## Extracted data
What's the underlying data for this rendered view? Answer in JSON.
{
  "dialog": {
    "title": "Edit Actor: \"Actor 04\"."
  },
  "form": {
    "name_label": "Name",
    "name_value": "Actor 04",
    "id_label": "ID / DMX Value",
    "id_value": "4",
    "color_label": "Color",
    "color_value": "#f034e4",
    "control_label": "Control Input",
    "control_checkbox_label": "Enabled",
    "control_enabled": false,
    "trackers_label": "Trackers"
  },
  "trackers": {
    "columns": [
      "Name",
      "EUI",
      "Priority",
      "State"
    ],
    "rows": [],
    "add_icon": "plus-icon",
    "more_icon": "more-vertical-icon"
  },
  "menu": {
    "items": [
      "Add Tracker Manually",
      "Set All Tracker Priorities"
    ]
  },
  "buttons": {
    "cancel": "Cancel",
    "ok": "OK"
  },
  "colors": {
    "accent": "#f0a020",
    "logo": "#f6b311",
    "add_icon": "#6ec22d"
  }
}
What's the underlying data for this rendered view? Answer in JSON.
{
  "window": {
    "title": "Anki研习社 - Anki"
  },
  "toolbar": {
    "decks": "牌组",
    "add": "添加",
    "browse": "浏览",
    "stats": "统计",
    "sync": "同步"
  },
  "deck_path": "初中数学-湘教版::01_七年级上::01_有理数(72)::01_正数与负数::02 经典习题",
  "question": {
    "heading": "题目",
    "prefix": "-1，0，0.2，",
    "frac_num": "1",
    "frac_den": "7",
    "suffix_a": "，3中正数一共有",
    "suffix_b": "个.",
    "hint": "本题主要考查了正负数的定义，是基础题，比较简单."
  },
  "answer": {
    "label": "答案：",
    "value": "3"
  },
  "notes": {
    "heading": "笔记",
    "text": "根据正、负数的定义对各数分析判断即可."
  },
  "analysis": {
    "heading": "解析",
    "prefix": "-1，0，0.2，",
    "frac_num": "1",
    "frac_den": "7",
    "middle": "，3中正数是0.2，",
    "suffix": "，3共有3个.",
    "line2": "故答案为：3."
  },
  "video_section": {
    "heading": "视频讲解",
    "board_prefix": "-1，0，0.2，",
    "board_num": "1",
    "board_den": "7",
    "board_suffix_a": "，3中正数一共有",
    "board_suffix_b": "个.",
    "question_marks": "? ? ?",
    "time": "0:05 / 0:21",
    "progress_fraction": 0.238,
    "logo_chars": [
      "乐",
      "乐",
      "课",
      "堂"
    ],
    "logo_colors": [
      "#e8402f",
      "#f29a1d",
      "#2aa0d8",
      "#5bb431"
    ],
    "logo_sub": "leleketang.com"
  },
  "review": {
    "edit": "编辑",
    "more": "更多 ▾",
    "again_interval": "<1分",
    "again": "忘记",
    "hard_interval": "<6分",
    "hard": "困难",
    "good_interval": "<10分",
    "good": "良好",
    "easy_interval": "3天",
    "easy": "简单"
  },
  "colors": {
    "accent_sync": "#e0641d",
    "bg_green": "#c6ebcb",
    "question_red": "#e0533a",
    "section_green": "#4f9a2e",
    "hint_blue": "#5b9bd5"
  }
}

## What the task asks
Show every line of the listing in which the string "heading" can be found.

## Finished task
    "heading": "题目",
    "heading": "笔记",
    "heading": "解析",
    "heading": "视频讲解",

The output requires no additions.